Former Chief Inspector of Prisons, Lord Ramsbotham (Crossbench), suggested an amendment that would require parliamentary approval before any reforms to the structure or provision of probation services take place. Members voted 243 in favour and 263 against the proposal, so the change was not made.
The Offender Rehabilitation Bill has now completed its passage through Parliament. It received royal assent and become law on Thursday 20 March.
Lords third reading: Tuesday 9 July 2013
Members began by discussing an amendment to ensure the needs of female offenders were recognised within the bill. The government spokesperson confirmed this commitment would apply to both private providers as well as the public sector probation service. The amendment was agreed without a vote.
Peers then focused on proposals for a pilot scheme of veterans' courts for ex-service personnel, following the precedent set in the United States. A further amendment, suggested by Lord Beecham (Labour), called for the pilot and, if successful, the creation of a permanent scheme. The amendment went to a vote, which resulted in a government win with 186 for and 205 against, so the change was not made.
Lords report stage: Tuesday 25 June
Members discussed an amendment, suggested by Lord Ramsbotham (Crossbench), calling for parliamentary approval ahead of any probation service reforms. The proposal went to a vote, resulting in a government defeat with 215 for and 186 against.
A further amendment, proposing that changes to supervision services for short-sentence offenders should be subject to an initial pilot, was put forward by Lord Beecham (Labour). The issue went to a vote, resulting in a government win with 188 for and 209 against.
Lords committee stage day two: Tuesday 11 June

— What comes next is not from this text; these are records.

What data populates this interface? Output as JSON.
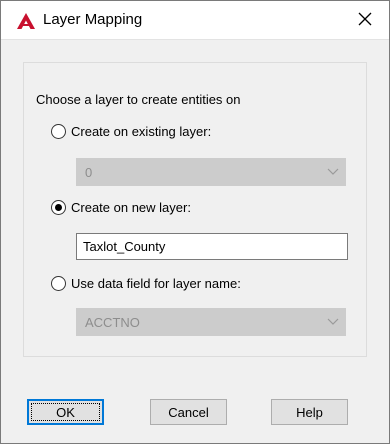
{
  "window": {
    "title": "Layer Mapping",
    "close_icon": "close-icon",
    "app_icon": "autocad-logo-icon",
    "accent_color": "#c8102e"
  },
  "group": {
    "legend": "Choose a layer to create entities on"
  },
  "options": [
    {
      "label": "Create on existing layer:",
      "checked": false
    },
    {
      "label": "Create on new layer:",
      "checked": true
    },
    {
      "label": "Use data field for layer name:",
      "checked": false
    }
  ],
  "existing_layer": {
    "value": "0",
    "disabled": true
  },
  "new_layer": {
    "value": "Taxlot_County"
  },
  "data_field": {
    "value": "ACCTNO",
    "disabled": true
  },
  "buttons": {
    "ok": "OK",
    "cancel": "Cancel",
    "help": "Help"
  }
}
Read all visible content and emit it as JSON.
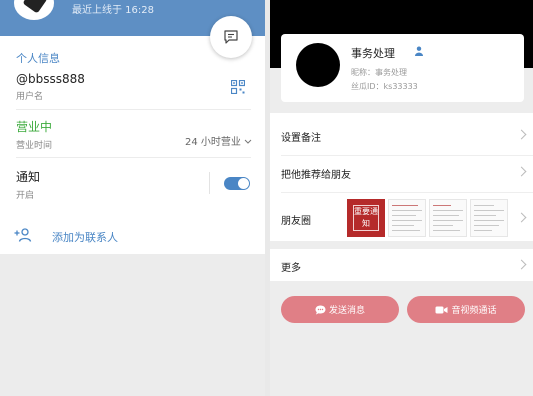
{
  "left": {
    "last_online": "最近上线于 16:28",
    "section_title": "个人信息",
    "username": {
      "value": "@bbsss888",
      "label": "用户名"
    },
    "business": {
      "status": "营业中",
      "label": "营业时间",
      "hours": "24 小时营业"
    },
    "notify": {
      "label": "通知",
      "value": "开启"
    },
    "add_contact": "添加为联系人"
  },
  "right": {
    "profile": {
      "name": "事务处理",
      "nickname": "昵称：事务处理",
      "id": "丝瓜ID：ks33333"
    },
    "rows": {
      "remark": "设置备注",
      "recommend": "把他推荐给朋友",
      "moments": "朋友圈",
      "more": "更多"
    },
    "moments_stamp": "重要通知",
    "buttons": {
      "message": "发送消息",
      "call": "音视频通话"
    }
  },
  "colors": {
    "accent": "#4a86c5",
    "header": "#5e8fc4",
    "button": "#e07f86"
  }
}
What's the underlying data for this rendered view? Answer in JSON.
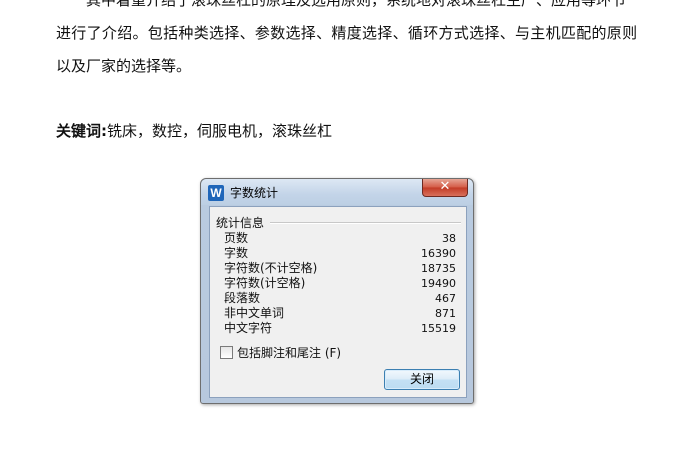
{
  "document": {
    "line1": "其中着重介绍了滚珠丝杠的原理及选用原则，系统地对滚珠丝杠生产、应用等环节",
    "line2": "进行了介绍。包括种类选择、参数选择、精度选择、循环方式选择、与主机匹配的原则",
    "line3": "以及厂家的选择等。",
    "keywords_label": "关键词:",
    "keywords_text": "铣床，数控，伺服电机，滚珠丝杠"
  },
  "dialog": {
    "title": "字数统计",
    "app_icon": "W",
    "close_glyph": "✕",
    "group_label": "统计信息",
    "stats": [
      {
        "label": "页数",
        "value": "38"
      },
      {
        "label": "字数",
        "value": "16390"
      },
      {
        "label": "字符数(不计空格)",
        "value": "18735"
      },
      {
        "label": "字符数(计空格)",
        "value": "19490"
      },
      {
        "label": "段落数",
        "value": "467"
      },
      {
        "label": "非中文单词",
        "value": "871"
      },
      {
        "label": "中文字符",
        "value": "15519"
      }
    ],
    "checkbox_label": "包括脚注和尾注 (F)",
    "checkbox_checked": false,
    "close_button_label": "关闭"
  },
  "colors": {
    "dialog_frame": "#b9cbe0",
    "close_button_red": "#c23b26",
    "app_icon_blue": "#1f66b9"
  }
}
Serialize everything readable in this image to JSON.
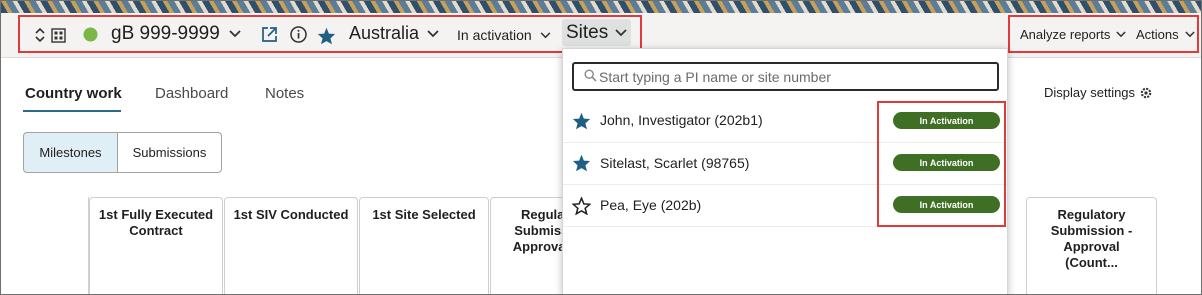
{
  "header": {
    "record_id": "gB 999-9999",
    "country": "Australia",
    "status": "In activation",
    "sites_label": "Sites",
    "analyze_reports": "Analyze reports",
    "actions": "Actions",
    "status_dot_color": "#7ab648",
    "star_color": "#1f5f84",
    "highlight_color": "#e03a3a"
  },
  "tabs": [
    {
      "label": "Country work",
      "active": true
    },
    {
      "label": "Dashboard",
      "active": false
    },
    {
      "label": "Notes",
      "active": false
    }
  ],
  "display_settings": "Display settings",
  "segments": [
    {
      "label": "Milestones",
      "selected": true
    },
    {
      "label": "Submissions",
      "selected": false
    }
  ],
  "columns": [
    {
      "label": "1st Fully Executed Contract"
    },
    {
      "label": "1st SIV Conducted"
    },
    {
      "label": "1st Site Selected"
    },
    {
      "label": "Regulatory Submission - Approval (C..."
    },
    {
      "label": "Regulatory Submission - Approval (Count..."
    }
  ],
  "sites_dropdown": {
    "search_placeholder": "Start typing a PI name or site number",
    "items": [
      {
        "name": "John, Investigator (202b1)",
        "favorite": true,
        "status": "In Activation"
      },
      {
        "name": "Sitelast, Scarlet (98765)",
        "favorite": true,
        "status": "In Activation"
      },
      {
        "name": "Pea, Eye (202b)",
        "favorite": false,
        "status": "In Activation"
      }
    ],
    "badge_color": "#3f6f25"
  }
}
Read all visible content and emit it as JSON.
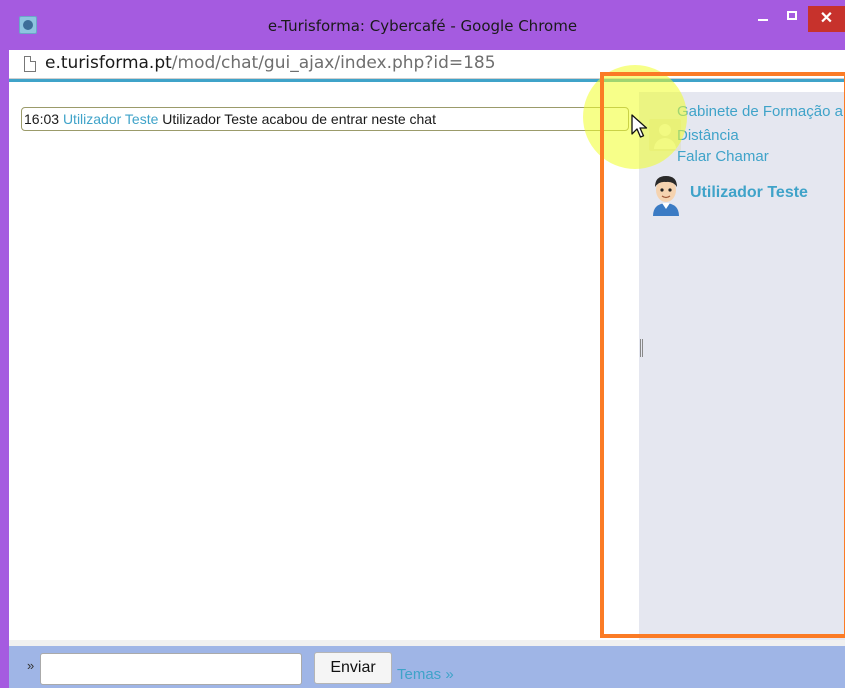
{
  "window": {
    "title": "e-Turisforma: Cybercafé - Google Chrome",
    "close_glyph": "✕"
  },
  "address_bar": {
    "domain": "e.turisforma.pt",
    "path": "/mod/chat/gui_ajax/index.php?id=185"
  },
  "chat": {
    "messages": [
      {
        "time": "16:03",
        "user": "Utilizador Teste",
        "text": "Utilizador Teste acabou de entrar neste chat"
      }
    ]
  },
  "sidebar": {
    "course_name": "Gabinete de Formação a Distância",
    "course_action": "Falar Chamar",
    "users": [
      {
        "name": "Utilizador Teste"
      }
    ]
  },
  "input_bar": {
    "prompt_glyph": "»",
    "input_value": "",
    "send_label": "Enviar",
    "themes_link": "Temas »"
  },
  "colors": {
    "window_frame": "#a55be0",
    "link": "#3fa3c9",
    "highlight_frame": "#fb7b25",
    "sidebar_bg": "#e5e7f0",
    "input_bar_bg": "#9fb5e6"
  },
  "icons": {
    "app": "moodle-app-icon",
    "page": "page-icon",
    "course_avatar": "default-user-icon",
    "user_avatar": "user-avatar-icon",
    "cursor": "mouse-pointer-icon"
  }
}
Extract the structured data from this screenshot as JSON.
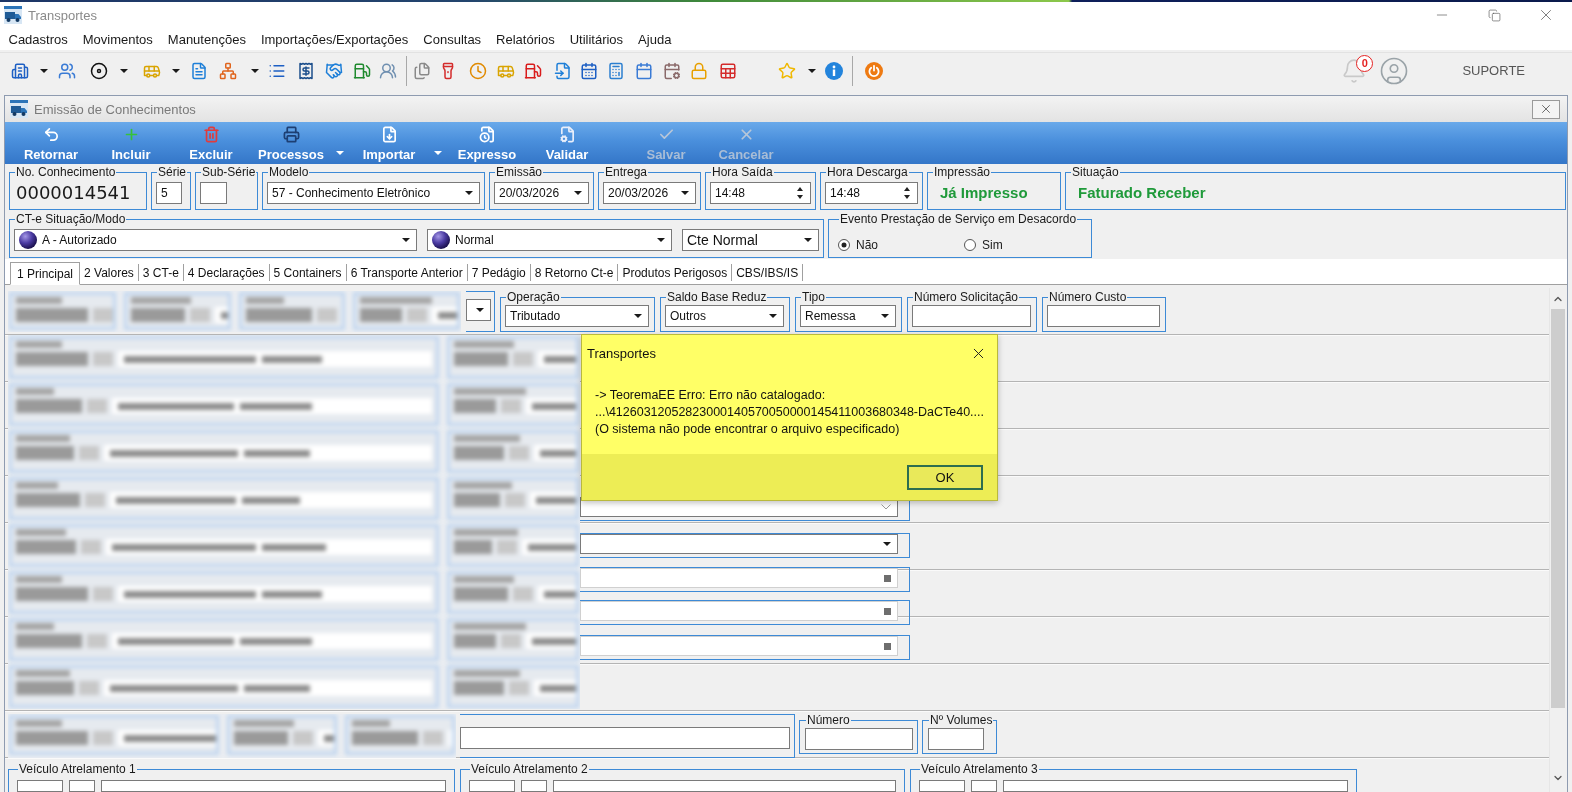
{
  "window": {
    "title": "Transportes",
    "menu": [
      "Cadastros",
      "Movimentos",
      "Manutenções",
      "Importações/Exportações",
      "Consultas",
      "Relatórios",
      "Utilitários",
      "Ajuda"
    ],
    "notifications": "0",
    "user": "SUPORTE"
  },
  "document_window": {
    "title": "Emissão de Conhecimentos",
    "actions": [
      {
        "label": "Retornar",
        "disabled": false,
        "has_menu": false
      },
      {
        "label": "Incluir",
        "disabled": false,
        "has_menu": false
      },
      {
        "label": "Excluir",
        "disabled": false,
        "has_menu": false
      },
      {
        "label": "Processos",
        "disabled": false,
        "has_menu": true
      },
      {
        "label": "Importar",
        "disabled": false,
        "has_menu": true
      },
      {
        "label": "Expresso",
        "disabled": false,
        "has_menu": false
      },
      {
        "label": "Validar",
        "disabled": false,
        "has_menu": false
      },
      {
        "label": "Salvar",
        "disabled": true,
        "has_menu": false
      },
      {
        "label": "Cancelar",
        "disabled": true,
        "has_menu": false
      }
    ]
  },
  "header": [
    {
      "kind": "display",
      "label": "No. Conhecimento",
      "value": "0000014541"
    },
    {
      "kind": "input",
      "label": "Série",
      "value": "5"
    },
    {
      "kind": "input",
      "label": "Sub-Série"
    },
    {
      "kind": "select",
      "label": "Modelo",
      "value": "57 - Conhecimento Eletrônico"
    },
    {
      "kind": "select",
      "label": "Emissão",
      "value": "20/03/2026"
    },
    {
      "kind": "select",
      "label": "Entrega",
      "value": "20/03/2026"
    },
    {
      "kind": "spin",
      "label": "Hora Saída",
      "value": "14:48"
    },
    {
      "kind": "spin",
      "label": "Hora Descarga",
      "value": "14:48"
    },
    {
      "kind": "status",
      "label": "Impressão",
      "value": "Já Impresso"
    },
    {
      "kind": "status",
      "label": "Situação",
      "value": "Faturado Receber"
    }
  ],
  "cte": {
    "label": "CT-e Situação/Modo",
    "selects": [
      {
        "kind": "icon_select",
        "value": "A - Autorizado"
      },
      {
        "kind": "icon_select",
        "value": "Normal"
      },
      {
        "kind": "select",
        "value": "Cte Normal"
      }
    ]
  },
  "disagreement_event": {
    "label": "Evento Prestação de Serviço em Desacordo",
    "options": [
      {
        "label": "Não",
        "selected": true
      },
      {
        "label": "Sim",
        "selected": false
      }
    ]
  },
  "tabs": [
    {
      "label": "1 Principal",
      "selected": true
    },
    {
      "label": "2 Valores",
      "selected": false
    },
    {
      "label": "3 CT-e",
      "selected": false
    },
    {
      "label": "4 Declarações",
      "selected": false
    },
    {
      "label": "5 Containers",
      "selected": false
    },
    {
      "label": "6 Transporte Anterior",
      "selected": false
    },
    {
      "label": "7 Pedágio",
      "selected": false
    },
    {
      "label": "8 Retorno Ct-e",
      "selected": false
    },
    {
      "label": "Produtos Perigosos",
      "selected": false
    },
    {
      "label": "CBS/IBS/IS",
      "selected": false
    }
  ],
  "principal_tab": {
    "row_1": [
      {
        "kind": "select"
      },
      {
        "kind": "select",
        "label": "Operação",
        "value": "Tributado"
      },
      {
        "kind": "select",
        "label": "Saldo Base Reduz",
        "value": "Outros"
      },
      {
        "kind": "select",
        "label": "Tipo",
        "value": "Remessa"
      },
      {
        "kind": "input",
        "label": "Número Solicitação"
      },
      {
        "kind": "input",
        "label": "Número Custo"
      }
    ],
    "partial_fields": [
      {
        "kind": "select",
        "disabled": true
      },
      {
        "kind": "select",
        "disabled": false
      },
      {
        "kind": "lookup"
      },
      {
        "kind": "lookup"
      },
      {
        "kind": "lookup"
      }
    ],
    "row_volumes": [
      {
        "kind": "input"
      },
      {
        "kind": "input",
        "label": "Número"
      },
      {
        "kind": "input",
        "label": "Nº Volumes"
      }
    ],
    "trailers": [
      {
        "label": "Veículo Atrelamento 1"
      },
      {
        "label": "Veículo Atrelamento 2"
      },
      {
        "label": "Veículo Atrelamento 3"
      }
    ]
  },
  "dialog": {
    "title": "Transportes",
    "message": "-> TeoremaEE Erro: Erro não catalogado:\n...\\41260312052823000140570050000145411003680348-DaCTe40....\n(O sistema não pode encontrar o arquivo especificado)",
    "button": "OK"
  }
}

Members of the Lords considered whether the bill provided a workable strategy for gender-specific services, especially the needs of female offenders. The government reported back on the first meeting of a new advisory board on women offenders and confirmed its commitment to address the issue as part of its broader rehabilitation reforms.
Proposals for a pilot scheme of veterans' courts for ex-service personnel, following the precedent set by the United States, were also examined.
Lords committee stage day one: Wednesday 5 June
As proceedings began, an amendment to the motion that the bill should enter committee stage was proposed, but withdrawn without going to a vote. The amendment looked to delay committee stage in the Lords until the government has produced a revised impact assessment of the bill.
Members of the Lords discussed giving courts greater flexibility on supervision orders and the move to include rehabilitative support in the community for offenders who have served short sentences. The need to recognise the needs of female offenders within the criminal justice system was also considered.
Lords second reading: Monday 20 May
Lord McNally (Liberal Democrat), the minister of state for justice began the debate, speaking of the need for better rehabilitation for prisoners and summarising the main features of the bill. Key points he covered included post-release rehabilitation and supervision in the community, the Transforming Rehabilitation reforms and a prisoner resettlement service. He described the bill as a ‘piece of genuinely radical reform’.
Lord Beecham (Labour), the shadow spokesperson for justice, welcomed the efforts to reduce reoffending, but warned that ‘changes should be evidence-based, practical and cost-effective. A rehabilitation revolution is unlikely to be achieved on the cheap or by an ideological obsession with the market.’
Lord Ramsbotham (Conservative), expressed his support for the bill, but suggested that there could be more of a focus on education, in particular literacy, numeracy and IT skills, saying: ‘we should recognise that education must be at the centre of reform and rehabilitation, particularly of the young.’
Offender Rehabilitation Bill summary
The bill increases support and supervision upon release for those serving a sentence of less than two years and would make a number of changes to the arrangements for community orders and suspended sentence orders. The bill also expands the potential use of post-release conditions to combat drug misuse.